Macdonald, who never married, moved to the Glasgow Herald in 1966, succeeding his father as the senior Aberdeen reporter. The following year the north-east was riveted by one of Scotland’s most scandalous murders, the shooting of wealthy farmer Max Garvie. His wife Sheila and her lover Brian Tevendale were convicted of the killing in 1968 – after salacious details emerged of sex, drugs, a nudist colony and swingers’ parties at a property dubbed “Kinky Cottage”, rumoured to be near Alford.
Macdonald’s perfect Pitmans shorthand came into play during the trial, which was reported virtually verbatim, as did his analytical mind. He and a fellow journalist spent hours painstakingly trawling through valuation and voters’ rolls until finally, in conjunction with discussions with local shopkeepers, they identified the location of the cottage. When they arrived, photographer in tow, the door was unlocked and pornographic publications remained strewn around. Their hard slog had paid off. It was typical of his method of working, quietly and diligently.
Over almost 30 years at The Herald he worked on countless major stories including mountain rescues, maritime tragedies and the collapse of Aberdeen University’s zoology building. Such events inevitably attracted huge media interest and with so many national newspapers chasing the same story there was constant banter and competition among the press pack. He and a colleague, armed with a sunken boat’s crew list, would often work either side of a street to contact bereaved families. But on many occasions, rather than have a horde of journalists knocking on the door in succession, there was a gentleman’s agreement that one would do the job and pool the information with the others to avoid undue distress to the bereaved.
Following the discovery of North Sea oil Macdonald found himself covering Scotland’s emerging energy industry and became the paper’s North Sea correspondent, establishing a credibility among the CEOS of international corporations who were often happy to speak to him directly. He also covered the 1988 Piper Alpha disaster, which claimed the lives of 167 North Sea workers, and the subsequent Cullen Inquiry.
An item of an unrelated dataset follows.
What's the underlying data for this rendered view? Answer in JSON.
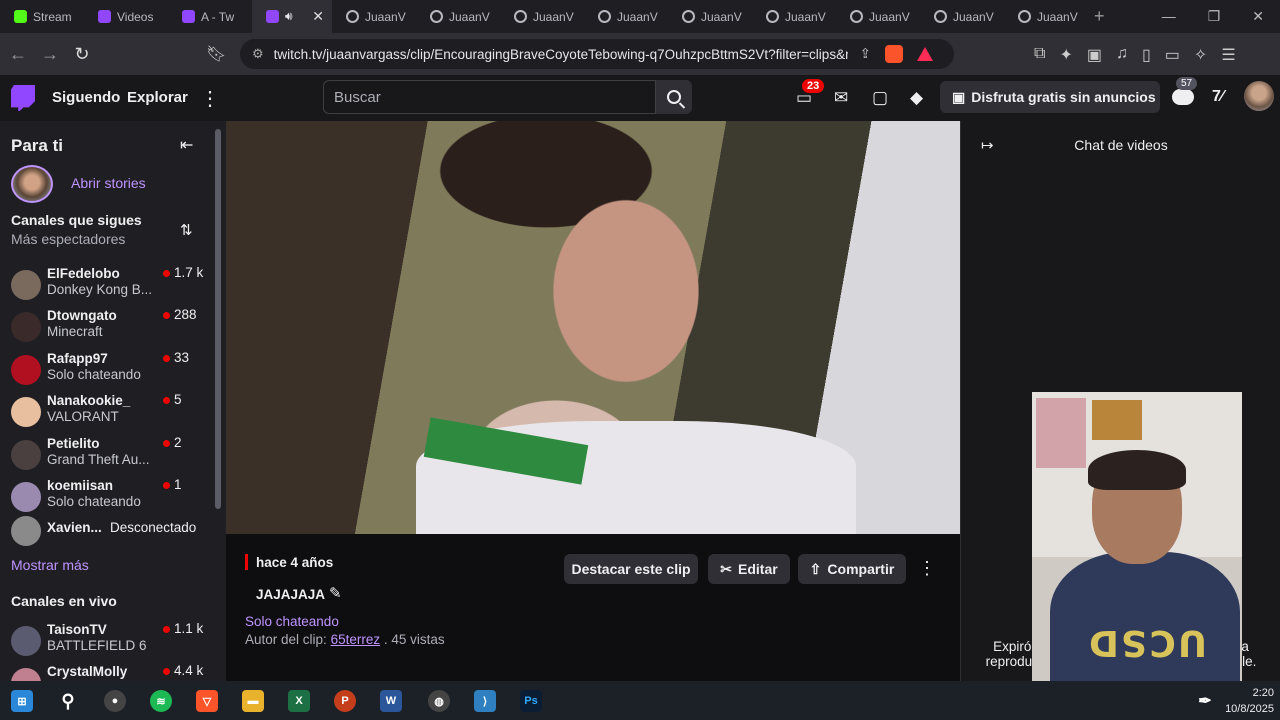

Although news intervened and he never became a dedicated sports reporter, he covered various sporting events throughout his career and remained an avid sports fan. He was a member of Aberdeen’s Seafield Bowling Club, had played at Deeside Golf since he was a junior member and, the day before he died, was ecstatic to see Europe’s Ryder Cup victory.
Predeceased by his sister Bet, he is survived by his elder sister Elsa.